The technical program was led by keynote speakers from Yale and CalTech (USA), Utrecht (Netherlands), and Erlangen (Germany), along with 6 invited talks from LKB (Paris, France), Twente (Netherlands), EPFL (Swizerland), Seoul (Korea), and Southampton and Cambridge (UK). Discussions were focussed around the state-of-the-art in our understanding of light scattering in complex media, novel techniques for imaging through opaque objects, fibre optical physics, and micro-endoscopy. In addition, 14 abstracts from a highly international pool of early career researchers were selected for presentations, and a further 30 for a lively poster session. 3 industry representatives also gave talks: Nokia-Bell Labs, Meadowlark Optics (USA), and Vialux (Germany).
The organizers would like to thank all participants, and are grateful for the generous support from our sponsors: the University of Exeter Centre for Doctoral Training in Metamaterials (XM² ), the University of Exeter College of Engineering Mathematics and Physical Sciences (CEMPS), the University of Exeter Centre for Innovation, Impact and Business (IIB), and Meadowlark Optics.
XM² representation at the workshop included:
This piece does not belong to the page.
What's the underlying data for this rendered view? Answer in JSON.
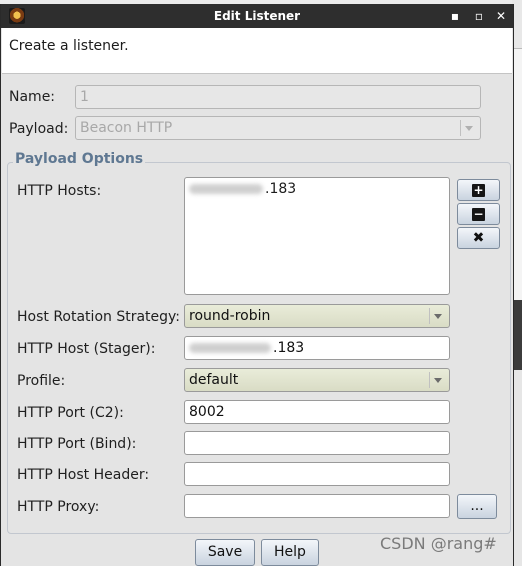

* Prof Frank Vollmer: “Lightwaves meet Molecular Machines: Sensing Single Protein Dynamics with Optoplasmonic Microcavities.”
* Rachel Lennon (1st year PGR): “Measuring the transmission matrix of a diffuser”
* Andrew Corbett (research fellow in computer science): “Modelling radiance distributions in natural water bodies”
* Kishan Menghrajani (4th year PGR): “Strong coupling of molecular vibrational resonances in a metal-clad microcavity below cut-off”
* Dr Jacopo Bertolotti (senior lecturer in physics, and workshop organiser): “Blind ghost imaging”
* Dr David Phillips (research fellow in physics, and workshop organiser): “Mode selective mirrors”